In terms of the story and plot, there was something strangely relatable with it and you often found yourself siding with the lead character that spearheaded a large majority of the brutal and savage violence that took place. It’s fair to say that Blue Ruin was very dark and brutal, almost surprisingly so, but to my delight, the violence wasn’t particularly sensationalised or unrealistic – the rawness and sheer authenticity was a real strength of the movie.
It could also be argued that the filmmakers did a brilliant job when it came to making the viewer question how they’d handle the death of a loved one – and whether people like it or not, some would have the desire to do just what Dwight (Macon Blair) did in this flick, and seek retribution himself, rather than being satisfied by the justice system.
Something else that stuck in my mind when watching this, however, was the fact that the runtime stood at a rather modest and short, one-hundred and thirty minutes, despite it seeming a little longer when watching the film. A reason for this could be down to the fact that there was limited dialogue, especially in the opening act – many of the scenes seemed to drag on for slightly longer than they should have done, making the entire flick seem longer in return.
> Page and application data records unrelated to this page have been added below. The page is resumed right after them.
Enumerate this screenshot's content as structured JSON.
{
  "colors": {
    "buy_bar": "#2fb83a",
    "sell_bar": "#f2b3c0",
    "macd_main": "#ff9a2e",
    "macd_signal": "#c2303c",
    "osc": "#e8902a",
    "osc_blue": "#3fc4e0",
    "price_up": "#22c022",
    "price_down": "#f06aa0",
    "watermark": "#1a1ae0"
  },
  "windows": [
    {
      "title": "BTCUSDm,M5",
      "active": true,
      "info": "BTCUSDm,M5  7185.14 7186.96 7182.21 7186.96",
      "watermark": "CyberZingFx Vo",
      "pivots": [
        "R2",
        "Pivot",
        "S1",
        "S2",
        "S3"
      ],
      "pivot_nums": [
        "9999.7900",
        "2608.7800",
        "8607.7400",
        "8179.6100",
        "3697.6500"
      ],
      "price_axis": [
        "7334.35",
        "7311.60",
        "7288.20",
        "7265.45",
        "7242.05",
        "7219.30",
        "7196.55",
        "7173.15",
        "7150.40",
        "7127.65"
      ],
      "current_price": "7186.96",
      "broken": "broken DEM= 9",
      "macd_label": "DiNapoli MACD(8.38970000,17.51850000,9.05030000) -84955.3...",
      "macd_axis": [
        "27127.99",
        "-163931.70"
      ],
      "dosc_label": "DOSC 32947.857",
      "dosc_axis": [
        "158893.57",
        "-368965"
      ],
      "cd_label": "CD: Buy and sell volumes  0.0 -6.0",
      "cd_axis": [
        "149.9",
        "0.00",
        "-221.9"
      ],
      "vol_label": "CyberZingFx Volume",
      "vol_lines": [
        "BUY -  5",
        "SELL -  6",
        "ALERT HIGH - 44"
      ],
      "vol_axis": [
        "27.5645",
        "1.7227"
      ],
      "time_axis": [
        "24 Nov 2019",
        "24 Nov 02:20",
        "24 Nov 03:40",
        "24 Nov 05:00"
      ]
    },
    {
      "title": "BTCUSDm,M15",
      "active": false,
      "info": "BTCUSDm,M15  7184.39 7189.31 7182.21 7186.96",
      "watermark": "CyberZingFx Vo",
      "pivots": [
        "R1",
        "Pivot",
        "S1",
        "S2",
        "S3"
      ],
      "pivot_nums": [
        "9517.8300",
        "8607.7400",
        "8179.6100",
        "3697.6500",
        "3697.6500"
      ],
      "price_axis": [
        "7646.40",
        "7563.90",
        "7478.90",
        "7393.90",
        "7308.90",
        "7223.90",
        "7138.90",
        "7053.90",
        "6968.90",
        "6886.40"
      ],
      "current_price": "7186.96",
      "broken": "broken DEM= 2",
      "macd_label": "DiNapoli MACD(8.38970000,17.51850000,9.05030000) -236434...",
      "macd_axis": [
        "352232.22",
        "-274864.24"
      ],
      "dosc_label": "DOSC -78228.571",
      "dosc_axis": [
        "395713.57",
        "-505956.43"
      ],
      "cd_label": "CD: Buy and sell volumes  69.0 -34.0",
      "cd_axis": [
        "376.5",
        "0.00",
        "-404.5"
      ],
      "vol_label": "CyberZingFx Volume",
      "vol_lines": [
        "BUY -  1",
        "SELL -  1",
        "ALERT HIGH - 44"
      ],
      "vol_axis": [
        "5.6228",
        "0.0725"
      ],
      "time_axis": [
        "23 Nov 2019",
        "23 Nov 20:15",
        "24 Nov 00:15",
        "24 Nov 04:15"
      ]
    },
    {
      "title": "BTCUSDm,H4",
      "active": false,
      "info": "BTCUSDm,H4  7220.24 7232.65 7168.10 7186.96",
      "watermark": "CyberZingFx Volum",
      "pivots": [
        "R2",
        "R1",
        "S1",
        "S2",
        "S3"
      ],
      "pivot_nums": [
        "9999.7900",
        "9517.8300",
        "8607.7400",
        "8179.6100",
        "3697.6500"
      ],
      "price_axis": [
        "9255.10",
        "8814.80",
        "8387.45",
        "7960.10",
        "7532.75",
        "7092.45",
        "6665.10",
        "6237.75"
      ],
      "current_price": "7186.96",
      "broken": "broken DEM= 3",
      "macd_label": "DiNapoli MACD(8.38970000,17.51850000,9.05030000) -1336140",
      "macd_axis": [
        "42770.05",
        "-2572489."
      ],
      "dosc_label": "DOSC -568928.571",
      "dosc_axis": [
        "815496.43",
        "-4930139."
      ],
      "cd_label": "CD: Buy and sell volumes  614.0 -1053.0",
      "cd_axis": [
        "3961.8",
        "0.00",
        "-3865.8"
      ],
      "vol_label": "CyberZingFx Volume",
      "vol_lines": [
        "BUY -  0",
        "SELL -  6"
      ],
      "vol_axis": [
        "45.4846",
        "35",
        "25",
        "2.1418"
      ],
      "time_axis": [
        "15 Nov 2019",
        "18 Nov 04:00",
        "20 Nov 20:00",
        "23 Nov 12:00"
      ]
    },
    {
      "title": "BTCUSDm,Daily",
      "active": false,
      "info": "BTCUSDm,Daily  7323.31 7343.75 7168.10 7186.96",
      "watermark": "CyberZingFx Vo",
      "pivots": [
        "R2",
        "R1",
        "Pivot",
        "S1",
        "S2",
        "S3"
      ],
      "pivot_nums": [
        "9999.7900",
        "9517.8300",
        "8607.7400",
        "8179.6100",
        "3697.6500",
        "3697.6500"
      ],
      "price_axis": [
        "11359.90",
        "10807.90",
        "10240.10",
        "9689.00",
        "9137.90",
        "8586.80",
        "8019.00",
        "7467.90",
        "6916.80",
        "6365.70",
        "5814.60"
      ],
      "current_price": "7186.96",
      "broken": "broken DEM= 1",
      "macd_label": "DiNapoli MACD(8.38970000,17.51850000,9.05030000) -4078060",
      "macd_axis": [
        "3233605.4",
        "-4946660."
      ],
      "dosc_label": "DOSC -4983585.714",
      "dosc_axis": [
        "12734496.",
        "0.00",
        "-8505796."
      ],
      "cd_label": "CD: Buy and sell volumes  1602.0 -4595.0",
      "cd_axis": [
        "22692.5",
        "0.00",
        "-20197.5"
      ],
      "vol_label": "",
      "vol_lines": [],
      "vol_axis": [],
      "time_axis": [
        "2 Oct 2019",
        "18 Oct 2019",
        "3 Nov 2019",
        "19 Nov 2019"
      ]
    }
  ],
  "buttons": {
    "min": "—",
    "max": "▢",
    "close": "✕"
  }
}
Rather surprisingly, there were no major names put forward in terms of casting for Blue Ruin, instead, Macon Blair was the man tasked with leading the film. Perhaps better known for his roles in Murder Party or Green Room, he did a stellar job in portraying the harness of the situation his character, Dwight, found himself in. Elsewhere, the support was largely unknown too, with Amy Hargreaves and Devin Ratray adopting the roles of Sam and Ben respectively – a relative and friend of Dwight.
As with many films of this nature, there was infact a hidden morale message somewhere deep in there, relating back to the cycle of revenge that ultimately has no good outcome for anyone involved. If one person is murdered and another avenges that death, then where does the cycle ultimately stop? If ever? A really good movie, which is well worth the watch, especially considering the short runtime and lack of star names involved.
“I’m not used to talking this much.”Dwight – Blue Ruin